(App and web page records)
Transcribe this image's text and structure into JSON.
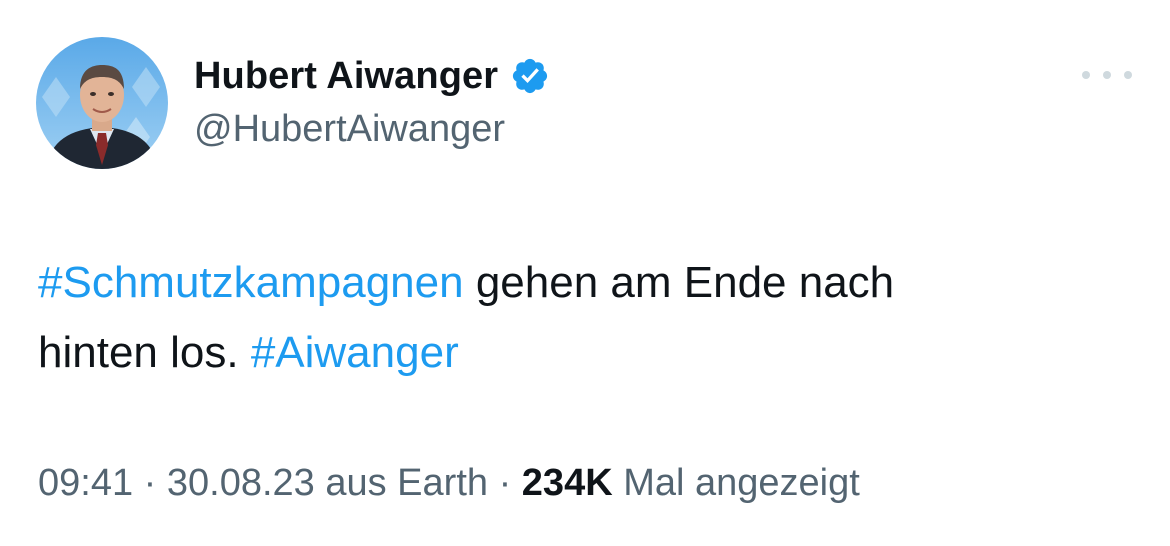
{
  "author": {
    "display_name": "Hubert Aiwanger",
    "handle": "@HubertAiwanger",
    "verified_icon": "verified-badge-icon",
    "avatar_icon": "profile-photo"
  },
  "more_icon": "more-options-icon",
  "tweet": {
    "hashtag_1": "#Schmutzkampagnen",
    "text_1": " gehen am Ende nach",
    "text_2": "hinten los. ",
    "hashtag_2": "#Aiwanger"
  },
  "meta": {
    "time": "09:41",
    "sep_1": " · ",
    "date": "30.08.23",
    "source": " aus Earth",
    "sep_2": " · ",
    "views_count": "234K",
    "views_label": " Mal angezeigt"
  },
  "colors": {
    "accent": "#1d9bf0",
    "text": "#0f1419",
    "secondary": "#536471"
  }
}
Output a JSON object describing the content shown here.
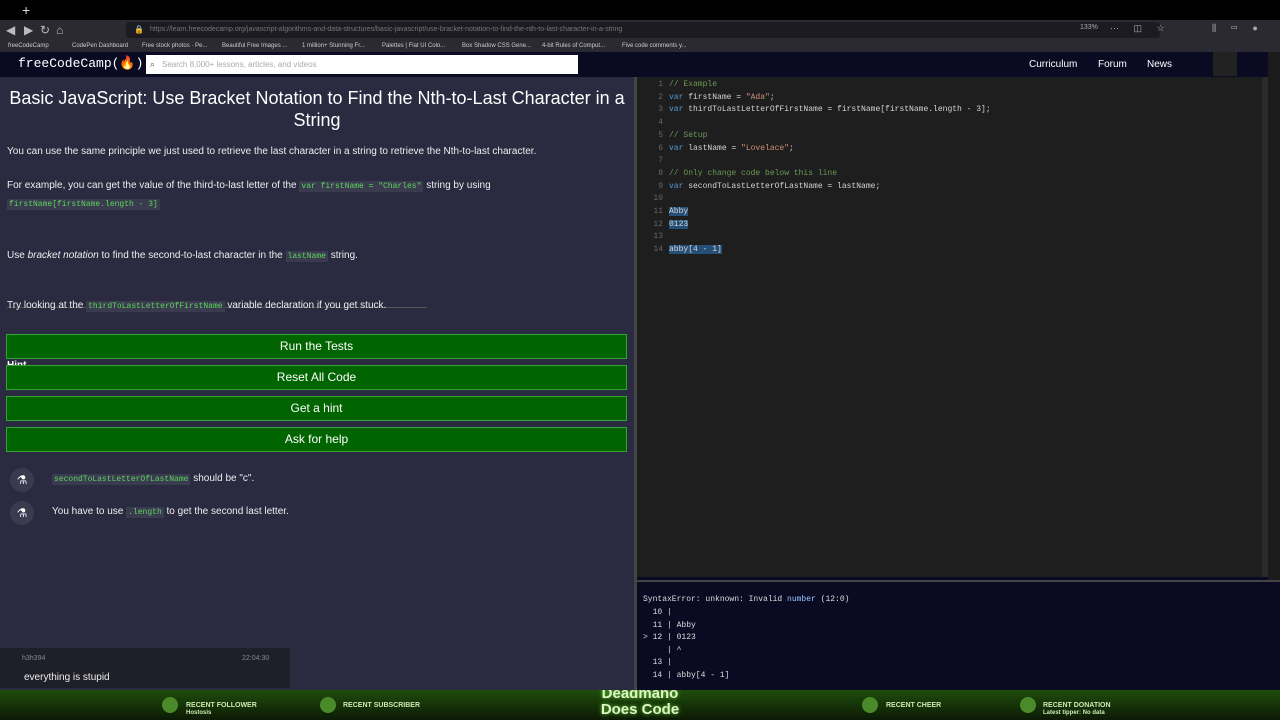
{
  "browser": {
    "new_tab_label": "+",
    "url": "https://learn.freecodecamp.org/javascript-algorithms-and-data-structures/basic-javascript/use-bracket-notation-to-find-the-nth-to-last-character-in-a-string",
    "zoom": "133%",
    "bookmarks": [
      "freeCodeCamp",
      "CodePen Dashboard",
      "Free stock photos · Pe...",
      "Beautiful Free Images ...",
      "1 million+ Stunning Fr...",
      "Palettes | Flat UI Colo...",
      "Box Shadow CSS Gene...",
      "4-bit Rules of Comput...",
      "Five code comments y..."
    ]
  },
  "fcc": {
    "logo": "freeCodeCamp(🔥)",
    "search_placeholder": "Search 8,000+ lessons, articles, and videos",
    "links": [
      "Curriculum",
      "Forum",
      "News"
    ]
  },
  "lesson": {
    "title": "Basic JavaScript: Use Bracket Notation to Find the Nth-to-Last Character in a String",
    "p1": "You can use the same principle we just used to retrieve the last character in a string to retrieve the Nth-to-last character.",
    "p2_before": "For example, you can get the value of the third-to-last letter of the ",
    "p2_code1": "var firstName = \"Charles\"",
    "p2_after": " string by using",
    "p2_code2": "firstName[firstName.length - 3]",
    "p3_before": "Use ",
    "p3_em": "bracket notation",
    "p3_mid": " to find the second-to-last character in the ",
    "p3_code": "lastName",
    "p3_after": " string.",
    "hint_title": "Hint",
    "hint_before": "Try looking at the ",
    "hint_code": "thirdToLastLetterOfFirstName",
    "hint_after": " variable declaration if you get stuck."
  },
  "buttons": {
    "run": "Run the Tests",
    "reset": "Reset All Code",
    "hint": "Get a hint",
    "help": "Ask for help"
  },
  "tests": [
    {
      "code": "secondToLastLetterOfLastName",
      "text": " should be \"c\"."
    },
    {
      "pre": "You have to use ",
      "code": ".length",
      "text": " to get the second last letter."
    }
  ],
  "editor": {
    "lines": [
      {
        "n": "1",
        "parts": [
          {
            "t": "// Example",
            "c": "cm"
          }
        ]
      },
      {
        "n": "2",
        "parts": [
          {
            "t": "var",
            "c": "kw"
          },
          {
            "t": " firstName = ",
            "c": ""
          },
          {
            "t": "\"Ada\"",
            "c": "str"
          },
          {
            "t": ";",
            "c": ""
          }
        ]
      },
      {
        "n": "3",
        "parts": [
          {
            "t": "var",
            "c": "kw"
          },
          {
            "t": " thirdToLastLetterOfFirstName = firstName[firstName.length - 3];",
            "c": ""
          }
        ]
      },
      {
        "n": "4",
        "parts": []
      },
      {
        "n": "5",
        "parts": [
          {
            "t": "// Setup",
            "c": "cm"
          }
        ]
      },
      {
        "n": "6",
        "parts": [
          {
            "t": "var",
            "c": "kw"
          },
          {
            "t": " lastName = ",
            "c": ""
          },
          {
            "t": "\"Lovelace\"",
            "c": "str"
          },
          {
            "t": ";",
            "c": ""
          }
        ]
      },
      {
        "n": "7",
        "parts": []
      },
      {
        "n": "8",
        "parts": [
          {
            "t": "// Only change code below this line",
            "c": "cm"
          }
        ]
      },
      {
        "n": "9",
        "parts": [
          {
            "t": "var",
            "c": "kw"
          },
          {
            "t": " secondToLastLetterOfLastName = lastName;",
            "c": ""
          }
        ]
      },
      {
        "n": "10",
        "parts": []
      },
      {
        "n": "11",
        "parts": [
          {
            "t": "Abby",
            "c": "sel"
          }
        ]
      },
      {
        "n": "12",
        "parts": [
          {
            "t": "0123",
            "c": "sel"
          }
        ]
      },
      {
        "n": "13",
        "parts": []
      },
      {
        "n": "14",
        "parts": [
          {
            "t": "abby[4 - 1]",
            "c": "sel"
          }
        ]
      }
    ]
  },
  "console": {
    "error_prefix": "SyntaxError: unknown: Invalid ",
    "error_word": "number",
    "error_suffix": " (12:0)",
    "lines": [
      "  10 |",
      "  11 | Abby",
      "> 12 | 0123",
      "     | ^",
      "  13 |",
      "  14 | abby[4 - 1]"
    ]
  },
  "chat": {
    "user": "h3h394",
    "time": "22:04:30",
    "message": "everything is stupid"
  },
  "footer": {
    "title_line1": "Deadmano",
    "title_line2": "Does Code",
    "follower_label": "RECENT FOLLOWER",
    "follower_name": "Hostosis",
    "subscriber_label": "RECENT SUBSCRIBER",
    "cheer_label": "RECENT CHEER",
    "donation_label": "RECENT DONATION",
    "donation_sub": "Latest tipper: No data"
  }
}
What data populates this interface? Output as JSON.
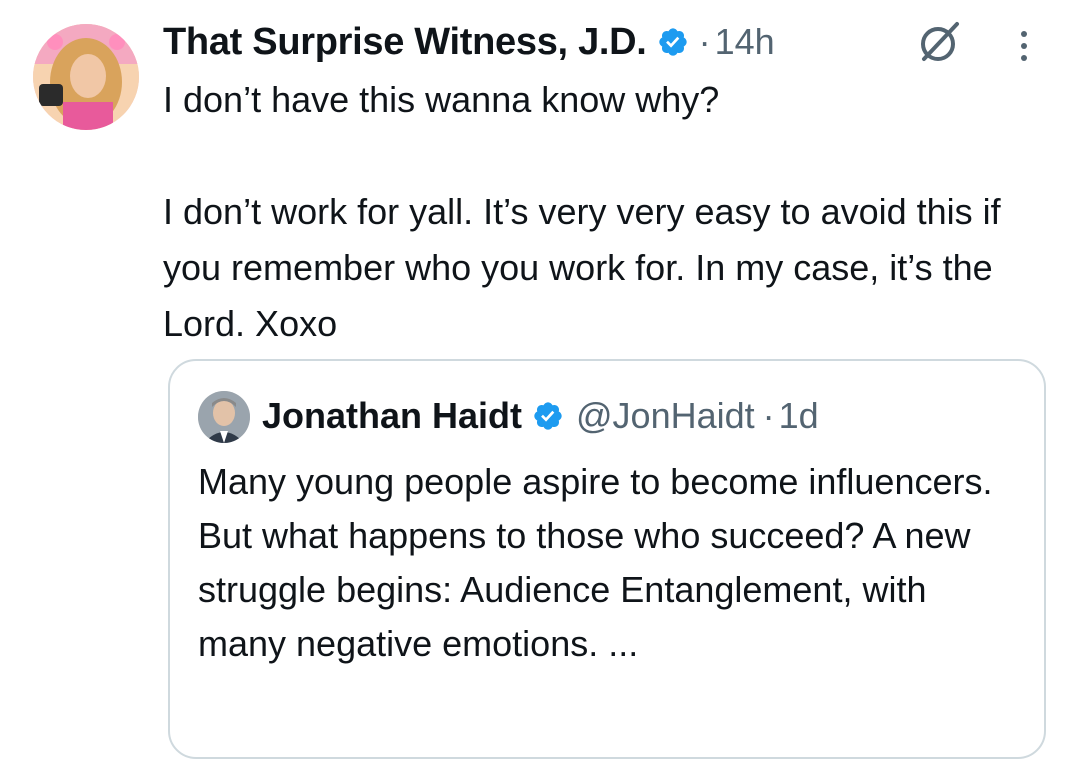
{
  "tweet": {
    "display_name": "That Surprise Witness, J.D.",
    "dot": "·",
    "time": "14h",
    "text": "I don’t have this wanna know why?\n\nI don’t work for yall. It’s very very easy to avoid this if you remember who you work for. In my case, it’s the Lord. Xoxo",
    "verified_color": "#1d9bf0"
  },
  "quoted": {
    "display_name": "Jonathan Haidt",
    "handle": "@JonHaidt",
    "dot": "·",
    "time": "1d",
    "text": "Many young people aspire to become influencers. But what happens to those who succeed? A new struggle begins: Audience Entanglement, with many negative emotions. ...",
    "verified_color": "#1d9bf0"
  },
  "icons": {
    "author_avatar": "avatar-photo",
    "verified": "verified-badge-icon",
    "grok": "grok-icon",
    "more": "more-vertical-icon",
    "quoted_avatar": "avatar-photo"
  }
}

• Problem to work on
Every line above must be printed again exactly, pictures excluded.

• Exercise solution
Transcribe this image's text and structure into JSON.
{
  "author": {
    "display_name": "Hubert Aiwanger",
    "handle": "@HubertAiwanger",
    "verified_icon": "verified-badge-icon",
    "avatar_icon": "profile-photo"
  },
  "more_icon": "more-options-icon",
  "tweet": {
    "hashtag_1": "#Schmutzkampagnen",
    "text_1": " gehen am Ende nach",
    "text_2": "hinten los. ",
    "hashtag_2": "#Aiwanger"
  },
  "meta": {
    "time": "09:41",
    "sep_1": " · ",
    "date": "30.08.23",
    "source": " aus Earth",
    "sep_2": " · ",
    "views_count": "234K",
    "views_label": " Mal angezeigt"
  },
  "colors": {
    "accent": "#1d9bf0",
    "text": "#0f1419",
    "secondary": "#536471"
  }
}
Output a JSON object describing the content shown here.
{
  "browser": {
    "new_tab_label": "+",
    "url": "https://learn.freecodecamp.org/javascript-algorithms-and-data-structures/basic-javascript/use-bracket-notation-to-find-the-nth-to-last-character-in-a-string",
    "zoom": "133%",
    "bookmarks": [
      "freeCodeCamp",
      "CodePen Dashboard",
      "Free stock photos · Pe...",
      "Beautiful Free Images ...",
      "1 million+ Stunning Fr...",
      "Palettes | Flat UI Colo...",
      "Box Shadow CSS Gene...",
      "4-bit Rules of Comput...",
      "Five code comments y..."
    ]
  },
  "fcc": {
    "logo": "freeCodeCamp(🔥)",
    "search_placeholder": "Search 8,000+ lessons, articles, and videos",
    "links": [
      "Curriculum",
      "Forum",
      "News"
    ]
  },
  "lesson": {
    "title": "Basic JavaScript: Use Bracket Notation to Find the Nth-to-Last Character in a String",
    "p1": "You can use the same principle we just used to retrieve the last character in a string to retrieve the Nth-to-last character.",
    "p2_before": "For example, you can get the value of the third-to-last letter of the ",
    "p2_code1": "var firstName = \"Charles\"",
    "p2_after": " string by using",
    "p2_code2": "firstName[firstName.length - 3]",
    "p3_before": "Use ",
    "p3_em": "bracket notation",
    "p3_mid": " to find the second-to-last character in the ",
    "p3_code": "lastName",
    "p3_after": " string.",
    "hint_title": "Hint",
    "hint_before": "Try looking at the ",
    "hint_code": "thirdToLastLetterOfFirstName",
    "hint_after": " variable declaration if you get stuck."
  },
  "buttons": {
    "run": "Run the Tests",
    "reset": "Reset All Code",
    "hint": "Get a hint",
    "help": "Ask for help"
  },
  "tests": [
    {
      "code": "secondToLastLetterOfLastName",
      "text": " should be \"c\"."
    },
    {
      "pre": "You have to use ",
      "code": ".length",
      "text": " to get the second last letter."
    }
  ],
  "editor": {
    "lines": [
      {
        "n": "1",
        "parts": [
          {
            "t": "// Example",
            "c": "cm"
          }
        ]
      },
      {
        "n": "2",
        "parts": [
          {
            "t": "var",
            "c": "kw"
          },
          {
            "t": " firstName = ",
            "c": ""
          },
          {
            "t": "\"Ada\"",
            "c": "str"
          },
          {
            "t": ";",
            "c": ""
          }
        ]
      },
      {
        "n": "3",
        "parts": [
          {
            "t": "var",
            "c": "kw"
          },
          {
            "t": " thirdToLastLetterOfFirstName = firstName[firstName.length - 3];",
            "c": ""
          }
        ]
      },
      {
        "n": "4",
        "parts": []
      },
      {
        "n": "5",
        "parts": [
          {
            "t": "// Setup",
            "c": "cm"
          }
        ]
      },
      {
        "n": "6",
        "parts": [
          {
            "t": "var",
            "c": "kw"
          },
          {
            "t": " lastName = ",
            "c": ""
          },
          {
            "t": "\"Lovelace\"",
            "c": "str"
          },
          {
            "t": ";",
            "c": ""
          }
        ]
      },
      {
        "n": "7",
        "parts": []
      },
      {
        "n": "8",
        "parts": [
          {
            "t": "// Only change code below this line",
            "c": "cm"
          }
        ]
      },
      {
        "n": "9",
        "parts": [
          {
            "t": "var",
            "c": "kw"
          },
          {
            "t": " secondToLastLetterOfLastName = lastName;",
            "c": ""
          }
        ]
      },
      {
        "n": "10",
        "parts": []
      },
      {
        "n": "11",
        "parts": [
          {
            "t": "Abby",
            "c": "sel"
          }
        ]
      },
      {
        "n": "12",
        "parts": [
          {
            "t": "0123",
            "c": "sel"
          }
        ]
      },
      {
        "n": "13",
        "parts": []
      },
      {
        "n": "14",
        "parts": [
          {
            "t": "abby[4 - 1]",
            "c": "sel"
          }
        ]
      }
    ]
  },
  "console": {
    "error_prefix": "SyntaxError: unknown: Invalid ",
    "error_word": "number",
    "error_suffix": " (12:0)",
    "lines": [
      "  10 |",
      "  11 | Abby",
      "> 12 | 0123",
      "     | ^",
      "  13 |",
      "  14 | abby[4 - 1]"
    ]
  },
  "chat": {
    "user": "h3h394",
    "time": "22:04:30",
    "message": "everything is stupid"
  },
  "footer": {
    "title_line1": "Deadmano",
    "title_line2": "Does Code",
    "follower_label": "RECENT FOLLOWER",
    "follower_name": "Hostosis",
    "subscriber_label": "RECENT SUBSCRIBER",
    "cheer_label": "RECENT CHEER",
    "donation_label": "RECENT DONATION",
    "donation_sub": "Latest tipper: No data"
  }
}
What data populates this interface? Output as JSON.
{
  "tweet": {
    "display_name": "That Surprise Witness, J.D.",
    "dot": "·",
    "time": "14h",
    "text": "I don’t have this wanna know why?\n\nI don’t work for yall. It’s very very easy to avoid this if you remember who you work for. In my case, it’s the Lord. Xoxo",
    "verified_color": "#1d9bf0"
  },
  "quoted": {
    "display_name": "Jonathan Haidt",
    "handle": "@JonHaidt",
    "dot": "·",
    "time": "1d",
    "text": "Many young people aspire to become influencers. But what happens to those who succeed? A new struggle begins: Audience Entanglement, with many negative emotions. ...",
    "verified_color": "#1d9bf0"
  },
  "icons": {
    "author_avatar": "avatar-photo",
    "verified": "verified-badge-icon",
    "grok": "grok-icon",
    "more": "more-vertical-icon",
    "quoted_avatar": "avatar-photo"
  }
}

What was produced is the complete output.